Kim du Toit has a good post up about how all of you voters–through the scoundrels you elect–have gone and made each other criminals. Every last one of you, and me, is virtually always in violation of at least one or more local, state and/or federal laws of the U.S. Which one(s)? Jesus, I have no real idea, which is the whole point. It is quite literally impossible for anyone to be informed of and understand the whole law to which they are subject. All I really care about is whether I’m actually hurting other people or are in serious risk of doing so. If the law is not integrated with that, then I haven’t much use for it. At the same time, I have a certain respect for the ideal of objective and rational law, and the peaceful process of enforcement. After all, I’d have no call to write a post such as this if it didn’t in some way bother me to realize that I and other peaceful people are violators, or even criminals, by the letter of it.
Anyway, Kim has this to say towards the end:
All we can do, I think, is to fight this nonsense at every turn, and
every time that it’s proposed. It’s an exhausting process, but it must
nevertheless be done if we’re to retain any semblance of freedom.
Here’s my increasing problem: you aren’t worth it. That I regularly meet a lot of "good people" that I like and enjoy is a pleasant fact. That these same people will then go off and vote me and everyone else into paying their way in one way or another tells me that I’m not truly dealing with human beings, but rather some mutation that has lost all ability to think clearly through the full implications of their actions.

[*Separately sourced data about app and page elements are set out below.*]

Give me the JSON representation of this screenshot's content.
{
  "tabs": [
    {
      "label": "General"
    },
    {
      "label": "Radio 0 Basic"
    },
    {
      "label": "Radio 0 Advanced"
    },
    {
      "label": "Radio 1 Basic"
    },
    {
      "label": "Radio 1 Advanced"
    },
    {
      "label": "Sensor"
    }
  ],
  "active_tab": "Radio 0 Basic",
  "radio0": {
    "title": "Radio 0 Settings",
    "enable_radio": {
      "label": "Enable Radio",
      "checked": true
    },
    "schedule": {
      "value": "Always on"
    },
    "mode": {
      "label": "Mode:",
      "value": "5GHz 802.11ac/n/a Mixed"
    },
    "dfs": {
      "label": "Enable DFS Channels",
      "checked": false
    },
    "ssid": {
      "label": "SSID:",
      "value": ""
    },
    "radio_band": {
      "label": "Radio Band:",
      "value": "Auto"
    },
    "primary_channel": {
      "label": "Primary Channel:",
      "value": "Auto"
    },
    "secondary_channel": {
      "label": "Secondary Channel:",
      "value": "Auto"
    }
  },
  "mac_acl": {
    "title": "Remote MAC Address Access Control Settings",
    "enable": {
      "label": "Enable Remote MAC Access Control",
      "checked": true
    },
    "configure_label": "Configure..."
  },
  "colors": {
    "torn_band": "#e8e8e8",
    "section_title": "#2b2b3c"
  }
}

I mean, how often have you heard the inanity: "I think the government should pay for it." That’s just the most obvious example, and even if you find someone who can recite the implications there, chances are they won’t on the very next round. They don’t think in principles.
BTW, the comments on that post at Kim’s place make for an interesting read, such as this Rand quote from one of Billy’s comments:

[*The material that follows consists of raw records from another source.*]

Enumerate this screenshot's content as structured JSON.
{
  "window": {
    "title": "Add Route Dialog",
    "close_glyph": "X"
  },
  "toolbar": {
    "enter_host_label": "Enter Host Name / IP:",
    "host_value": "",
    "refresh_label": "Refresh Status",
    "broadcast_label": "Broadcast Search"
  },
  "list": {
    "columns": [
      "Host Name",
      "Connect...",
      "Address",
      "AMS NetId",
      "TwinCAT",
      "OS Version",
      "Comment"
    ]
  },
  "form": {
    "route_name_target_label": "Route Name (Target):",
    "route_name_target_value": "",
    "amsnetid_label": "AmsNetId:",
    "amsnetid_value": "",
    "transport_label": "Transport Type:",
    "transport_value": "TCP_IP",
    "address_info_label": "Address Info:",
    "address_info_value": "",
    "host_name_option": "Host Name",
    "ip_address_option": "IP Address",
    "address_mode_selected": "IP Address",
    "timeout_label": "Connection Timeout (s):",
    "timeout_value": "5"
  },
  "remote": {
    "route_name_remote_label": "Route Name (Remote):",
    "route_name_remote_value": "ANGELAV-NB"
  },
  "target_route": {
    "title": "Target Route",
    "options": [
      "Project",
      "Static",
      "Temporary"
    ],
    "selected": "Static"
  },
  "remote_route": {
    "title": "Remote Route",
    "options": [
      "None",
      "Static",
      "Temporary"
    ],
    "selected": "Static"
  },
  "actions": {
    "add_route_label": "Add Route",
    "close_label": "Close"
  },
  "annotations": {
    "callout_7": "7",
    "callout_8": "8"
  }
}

There’s no way to rule innocent men. The only power that any
government has is to crack down on criminals. Well, when there aren’t

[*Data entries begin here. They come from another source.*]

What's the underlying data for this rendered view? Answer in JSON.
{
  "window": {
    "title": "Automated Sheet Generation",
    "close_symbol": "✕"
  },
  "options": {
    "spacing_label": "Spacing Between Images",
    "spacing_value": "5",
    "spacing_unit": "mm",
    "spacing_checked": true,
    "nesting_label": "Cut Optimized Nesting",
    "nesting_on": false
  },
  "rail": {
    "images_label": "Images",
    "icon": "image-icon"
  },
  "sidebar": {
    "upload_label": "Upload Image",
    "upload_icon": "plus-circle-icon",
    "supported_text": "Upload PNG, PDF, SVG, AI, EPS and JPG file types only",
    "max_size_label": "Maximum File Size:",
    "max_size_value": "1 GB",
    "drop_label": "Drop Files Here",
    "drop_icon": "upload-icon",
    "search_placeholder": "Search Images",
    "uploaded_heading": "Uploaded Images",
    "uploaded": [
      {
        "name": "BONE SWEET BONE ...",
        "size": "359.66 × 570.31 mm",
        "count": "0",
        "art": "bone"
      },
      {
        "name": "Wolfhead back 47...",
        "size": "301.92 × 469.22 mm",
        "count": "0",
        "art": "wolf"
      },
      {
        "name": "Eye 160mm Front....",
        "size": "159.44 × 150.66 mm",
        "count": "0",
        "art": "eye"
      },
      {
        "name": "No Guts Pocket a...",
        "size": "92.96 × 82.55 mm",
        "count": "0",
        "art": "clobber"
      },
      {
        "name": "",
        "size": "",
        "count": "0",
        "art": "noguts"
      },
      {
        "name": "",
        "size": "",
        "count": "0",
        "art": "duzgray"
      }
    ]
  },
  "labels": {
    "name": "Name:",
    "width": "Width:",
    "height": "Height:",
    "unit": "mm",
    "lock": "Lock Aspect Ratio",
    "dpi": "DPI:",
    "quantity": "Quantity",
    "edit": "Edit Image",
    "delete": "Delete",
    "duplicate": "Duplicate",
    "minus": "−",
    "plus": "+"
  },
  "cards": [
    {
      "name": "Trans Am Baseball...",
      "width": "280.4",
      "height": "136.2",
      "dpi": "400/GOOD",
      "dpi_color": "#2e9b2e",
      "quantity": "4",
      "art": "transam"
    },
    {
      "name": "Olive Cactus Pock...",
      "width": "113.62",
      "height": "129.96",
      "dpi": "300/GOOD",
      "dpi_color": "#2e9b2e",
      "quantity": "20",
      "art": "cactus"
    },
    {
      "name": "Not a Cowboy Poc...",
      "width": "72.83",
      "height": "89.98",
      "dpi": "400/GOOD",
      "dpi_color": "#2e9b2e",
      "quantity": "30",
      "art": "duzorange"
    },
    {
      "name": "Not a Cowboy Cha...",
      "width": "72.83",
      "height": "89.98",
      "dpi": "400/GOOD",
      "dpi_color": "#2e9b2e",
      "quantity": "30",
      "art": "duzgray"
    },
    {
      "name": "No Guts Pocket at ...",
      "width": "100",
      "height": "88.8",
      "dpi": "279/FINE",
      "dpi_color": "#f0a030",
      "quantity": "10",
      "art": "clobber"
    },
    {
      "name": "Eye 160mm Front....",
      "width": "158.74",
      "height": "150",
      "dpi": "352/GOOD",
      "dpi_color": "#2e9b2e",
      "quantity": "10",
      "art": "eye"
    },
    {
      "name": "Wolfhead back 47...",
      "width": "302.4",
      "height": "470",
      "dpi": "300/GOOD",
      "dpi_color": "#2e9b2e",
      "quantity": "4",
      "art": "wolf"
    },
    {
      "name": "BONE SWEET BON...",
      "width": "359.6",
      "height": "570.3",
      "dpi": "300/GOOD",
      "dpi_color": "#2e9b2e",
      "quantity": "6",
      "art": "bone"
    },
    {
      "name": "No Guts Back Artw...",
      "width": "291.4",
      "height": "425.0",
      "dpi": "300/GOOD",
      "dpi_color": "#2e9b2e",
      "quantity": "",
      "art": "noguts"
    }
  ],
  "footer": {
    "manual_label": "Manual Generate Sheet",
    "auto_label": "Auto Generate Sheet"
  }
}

enough criminals, one makes them. One declares so many
things to be a crime that it becomes impossible for men to live without
breaking laws. Who wants a nation of law-abiding citizens? What’s
there in that for anyone? But just pass the kind of laws that can
neither be observed nor enforced nor objectively interpreted—and you
create a nation of law-breakers—and then you cash in on guilt. Now
that’s the system, Mr. Rearden, that’s the game, and once you
understand it, you’ll be much easier to deal with.
(From Atlas Shrugged, published in 1957)